By P. F. Fyson, b.a., f.l.s., and M. Balasubrahmanyam, b.a.

The question discussed in this paper arose in the course of an investigation into the water and soil-relations of the marine strand vegetation of Madras. One of the most important species of the strand formation is Spinifex squarrosus L. It occurs on low sand-dunes as close as 20 yards only from the sea, but always raised a few feet above high-tide level. It usually grows by itself, but in open patches Cyperus arenarius Ketz. and Launasa pinnatifida Cass, sometimes occur.

The plant spreads over the sand by horizontal shoots which root at the nodes, usually beginning with the second and third node from the growing end. The adventitious roots are thick and run more or less vertically downwards for one or two feet, with only small rootlets. Root-hairs are conspicuously developed on the oldest part near the surface of the soil and seem to be persistent there. A few inches below the surface of the ground there are usually none, or only shrivelled dead hairs, and the root is sometimes thinner because of the exfoliation of the outermost layers of the cortex after the formation of an exodermis. The youngest part has no root-hairs, as a rule ; the root being quite smooth for one or two inches behind the tip, then becoming slightly lumpy on account of branch roots pushing out from below, but still without any sign of root-hairs.

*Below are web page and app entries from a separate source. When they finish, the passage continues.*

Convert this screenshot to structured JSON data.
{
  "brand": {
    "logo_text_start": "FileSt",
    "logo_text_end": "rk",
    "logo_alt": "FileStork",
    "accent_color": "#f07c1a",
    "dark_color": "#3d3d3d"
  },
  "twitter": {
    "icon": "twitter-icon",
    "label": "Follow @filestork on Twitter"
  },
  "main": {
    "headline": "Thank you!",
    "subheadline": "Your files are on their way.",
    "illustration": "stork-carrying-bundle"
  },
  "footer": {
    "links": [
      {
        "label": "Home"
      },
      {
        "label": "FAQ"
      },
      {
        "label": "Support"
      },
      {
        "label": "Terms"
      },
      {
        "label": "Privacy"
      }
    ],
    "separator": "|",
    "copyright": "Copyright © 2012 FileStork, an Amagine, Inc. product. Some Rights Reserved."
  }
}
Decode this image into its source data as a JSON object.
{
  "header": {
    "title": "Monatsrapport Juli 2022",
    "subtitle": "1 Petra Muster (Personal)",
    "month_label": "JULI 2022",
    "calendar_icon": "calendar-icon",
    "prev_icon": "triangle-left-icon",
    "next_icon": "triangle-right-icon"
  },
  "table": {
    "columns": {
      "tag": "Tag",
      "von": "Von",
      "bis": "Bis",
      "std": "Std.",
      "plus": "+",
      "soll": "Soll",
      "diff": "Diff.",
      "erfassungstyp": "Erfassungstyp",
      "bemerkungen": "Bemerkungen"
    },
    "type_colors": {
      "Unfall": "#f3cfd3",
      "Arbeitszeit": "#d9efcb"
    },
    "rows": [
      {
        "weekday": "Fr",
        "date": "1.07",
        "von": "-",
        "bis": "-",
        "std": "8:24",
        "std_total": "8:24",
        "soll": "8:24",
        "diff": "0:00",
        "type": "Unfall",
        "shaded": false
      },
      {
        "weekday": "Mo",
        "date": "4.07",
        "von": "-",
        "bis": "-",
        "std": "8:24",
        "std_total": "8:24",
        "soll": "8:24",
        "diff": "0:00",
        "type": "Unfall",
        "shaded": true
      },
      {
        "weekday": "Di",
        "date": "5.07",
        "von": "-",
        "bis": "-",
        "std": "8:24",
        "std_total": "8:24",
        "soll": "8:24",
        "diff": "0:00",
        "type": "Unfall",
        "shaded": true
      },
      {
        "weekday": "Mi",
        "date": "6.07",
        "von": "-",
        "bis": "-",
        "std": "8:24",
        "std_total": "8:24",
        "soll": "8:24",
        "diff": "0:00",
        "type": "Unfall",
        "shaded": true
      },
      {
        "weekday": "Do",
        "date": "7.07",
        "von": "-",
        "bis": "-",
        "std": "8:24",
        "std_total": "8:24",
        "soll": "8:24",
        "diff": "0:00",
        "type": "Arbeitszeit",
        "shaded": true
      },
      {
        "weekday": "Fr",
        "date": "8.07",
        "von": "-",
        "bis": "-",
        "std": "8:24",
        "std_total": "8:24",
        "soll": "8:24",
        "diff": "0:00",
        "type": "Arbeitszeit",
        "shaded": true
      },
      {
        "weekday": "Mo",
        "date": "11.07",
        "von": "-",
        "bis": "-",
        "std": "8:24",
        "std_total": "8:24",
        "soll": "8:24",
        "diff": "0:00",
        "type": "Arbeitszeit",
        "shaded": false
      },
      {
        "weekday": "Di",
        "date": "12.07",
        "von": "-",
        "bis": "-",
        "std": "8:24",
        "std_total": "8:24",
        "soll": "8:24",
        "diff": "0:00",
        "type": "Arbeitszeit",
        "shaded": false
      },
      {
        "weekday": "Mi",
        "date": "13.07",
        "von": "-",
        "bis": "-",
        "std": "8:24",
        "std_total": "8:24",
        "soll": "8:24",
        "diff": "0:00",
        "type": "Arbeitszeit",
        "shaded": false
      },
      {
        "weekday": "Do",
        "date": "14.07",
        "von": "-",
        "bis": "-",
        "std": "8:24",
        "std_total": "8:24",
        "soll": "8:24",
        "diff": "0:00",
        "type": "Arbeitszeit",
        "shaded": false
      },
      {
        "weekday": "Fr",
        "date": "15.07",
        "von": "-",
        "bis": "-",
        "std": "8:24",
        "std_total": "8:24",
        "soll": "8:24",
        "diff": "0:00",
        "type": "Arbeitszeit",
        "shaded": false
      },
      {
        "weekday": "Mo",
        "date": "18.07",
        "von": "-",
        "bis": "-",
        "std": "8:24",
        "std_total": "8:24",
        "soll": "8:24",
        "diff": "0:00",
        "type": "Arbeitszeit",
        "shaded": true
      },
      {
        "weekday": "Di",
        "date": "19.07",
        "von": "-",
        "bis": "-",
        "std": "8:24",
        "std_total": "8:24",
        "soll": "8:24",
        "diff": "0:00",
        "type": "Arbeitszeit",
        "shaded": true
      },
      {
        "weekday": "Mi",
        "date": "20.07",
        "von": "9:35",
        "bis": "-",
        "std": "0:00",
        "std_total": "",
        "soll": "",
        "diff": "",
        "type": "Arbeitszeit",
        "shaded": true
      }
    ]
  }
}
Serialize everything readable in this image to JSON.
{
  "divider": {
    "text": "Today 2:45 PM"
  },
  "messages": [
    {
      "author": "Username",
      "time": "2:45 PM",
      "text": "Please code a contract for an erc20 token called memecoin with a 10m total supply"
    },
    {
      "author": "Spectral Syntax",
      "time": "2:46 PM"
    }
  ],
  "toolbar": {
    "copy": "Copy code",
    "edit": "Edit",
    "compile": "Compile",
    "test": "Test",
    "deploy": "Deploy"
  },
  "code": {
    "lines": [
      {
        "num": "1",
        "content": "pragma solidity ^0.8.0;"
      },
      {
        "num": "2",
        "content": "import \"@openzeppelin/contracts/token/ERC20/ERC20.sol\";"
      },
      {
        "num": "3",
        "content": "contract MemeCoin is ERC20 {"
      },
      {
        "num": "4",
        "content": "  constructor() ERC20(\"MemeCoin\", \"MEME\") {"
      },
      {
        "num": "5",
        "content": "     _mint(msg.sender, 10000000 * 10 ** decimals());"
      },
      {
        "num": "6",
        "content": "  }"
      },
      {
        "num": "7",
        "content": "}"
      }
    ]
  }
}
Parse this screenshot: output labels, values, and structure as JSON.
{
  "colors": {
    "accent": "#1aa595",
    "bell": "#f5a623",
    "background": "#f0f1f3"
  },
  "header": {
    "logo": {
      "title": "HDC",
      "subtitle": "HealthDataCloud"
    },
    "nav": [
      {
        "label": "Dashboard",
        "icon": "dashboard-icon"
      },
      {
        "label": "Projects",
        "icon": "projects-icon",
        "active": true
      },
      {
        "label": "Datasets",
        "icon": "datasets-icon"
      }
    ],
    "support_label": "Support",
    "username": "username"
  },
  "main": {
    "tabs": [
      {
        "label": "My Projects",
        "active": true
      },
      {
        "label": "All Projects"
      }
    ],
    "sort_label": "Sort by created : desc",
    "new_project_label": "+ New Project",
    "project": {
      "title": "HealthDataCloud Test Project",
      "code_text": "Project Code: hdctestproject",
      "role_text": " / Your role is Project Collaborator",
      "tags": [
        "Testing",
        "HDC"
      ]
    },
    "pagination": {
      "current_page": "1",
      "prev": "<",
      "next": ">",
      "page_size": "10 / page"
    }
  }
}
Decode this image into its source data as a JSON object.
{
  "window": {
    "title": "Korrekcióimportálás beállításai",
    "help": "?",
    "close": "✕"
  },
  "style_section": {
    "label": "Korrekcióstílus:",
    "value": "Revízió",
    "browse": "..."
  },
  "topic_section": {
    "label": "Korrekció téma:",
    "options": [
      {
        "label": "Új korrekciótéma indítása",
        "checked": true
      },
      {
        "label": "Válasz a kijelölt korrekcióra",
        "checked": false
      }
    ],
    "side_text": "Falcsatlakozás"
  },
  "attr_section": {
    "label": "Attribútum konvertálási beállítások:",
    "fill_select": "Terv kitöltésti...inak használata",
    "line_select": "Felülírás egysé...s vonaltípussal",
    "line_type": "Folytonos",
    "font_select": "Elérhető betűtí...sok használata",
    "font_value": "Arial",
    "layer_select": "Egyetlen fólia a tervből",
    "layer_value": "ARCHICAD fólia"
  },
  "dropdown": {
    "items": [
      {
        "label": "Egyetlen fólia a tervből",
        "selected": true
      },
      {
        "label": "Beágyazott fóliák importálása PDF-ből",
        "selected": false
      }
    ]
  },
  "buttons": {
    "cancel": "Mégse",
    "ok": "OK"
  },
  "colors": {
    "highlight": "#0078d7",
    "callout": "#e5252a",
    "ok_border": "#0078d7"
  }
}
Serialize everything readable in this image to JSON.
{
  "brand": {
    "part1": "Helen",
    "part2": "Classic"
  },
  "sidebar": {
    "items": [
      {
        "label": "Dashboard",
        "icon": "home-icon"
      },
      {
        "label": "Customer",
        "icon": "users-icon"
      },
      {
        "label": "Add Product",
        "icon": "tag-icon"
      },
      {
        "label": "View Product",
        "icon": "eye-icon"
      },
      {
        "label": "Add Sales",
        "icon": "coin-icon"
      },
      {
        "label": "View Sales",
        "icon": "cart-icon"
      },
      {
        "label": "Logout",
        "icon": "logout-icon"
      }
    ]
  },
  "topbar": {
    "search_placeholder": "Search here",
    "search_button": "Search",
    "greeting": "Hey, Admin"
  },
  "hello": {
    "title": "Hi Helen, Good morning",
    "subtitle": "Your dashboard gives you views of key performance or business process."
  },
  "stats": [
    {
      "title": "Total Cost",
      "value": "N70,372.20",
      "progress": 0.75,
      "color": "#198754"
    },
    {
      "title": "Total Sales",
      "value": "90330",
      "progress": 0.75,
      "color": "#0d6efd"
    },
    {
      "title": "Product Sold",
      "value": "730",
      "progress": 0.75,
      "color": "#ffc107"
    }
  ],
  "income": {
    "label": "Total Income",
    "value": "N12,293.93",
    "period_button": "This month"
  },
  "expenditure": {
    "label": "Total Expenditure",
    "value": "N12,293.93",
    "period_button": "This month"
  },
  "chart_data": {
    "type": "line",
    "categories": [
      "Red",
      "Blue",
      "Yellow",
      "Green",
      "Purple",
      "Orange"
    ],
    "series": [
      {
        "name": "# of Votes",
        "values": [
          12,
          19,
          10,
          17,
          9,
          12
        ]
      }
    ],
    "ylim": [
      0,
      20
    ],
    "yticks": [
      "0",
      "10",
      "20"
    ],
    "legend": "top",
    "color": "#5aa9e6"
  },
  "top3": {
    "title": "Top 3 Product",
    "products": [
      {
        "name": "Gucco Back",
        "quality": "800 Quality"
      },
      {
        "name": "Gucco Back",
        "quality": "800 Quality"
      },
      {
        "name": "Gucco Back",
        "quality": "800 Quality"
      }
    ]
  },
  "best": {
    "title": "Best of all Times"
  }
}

If a plant be dug up without breaking the roots, and grown in a jar with some roots in water, root-hairs appear on young roots close behind the growing point, but not on older roots.

Sections of this lowest region shows the root surrounded by a highly refractive substance, which is apparently secreted by the cells of the piliferous layer. This layer and its secretion can be traced quite easily under the root-cap back to the earliest stage in the differentiation of root-cap and piliferous layer. The cells are at first isodiametric but soon become elongated radially, taking on the general appearance of secretory tissue. There are no intercellular

spaces, the cells are narrow the protoplasm is dense without vacuoles and the nucleus large and situated about the middle. The outer wall is irregular in outline, and beyond it the secretion is marked by

  1. * Paper read at the Indian Science Congress, 1919.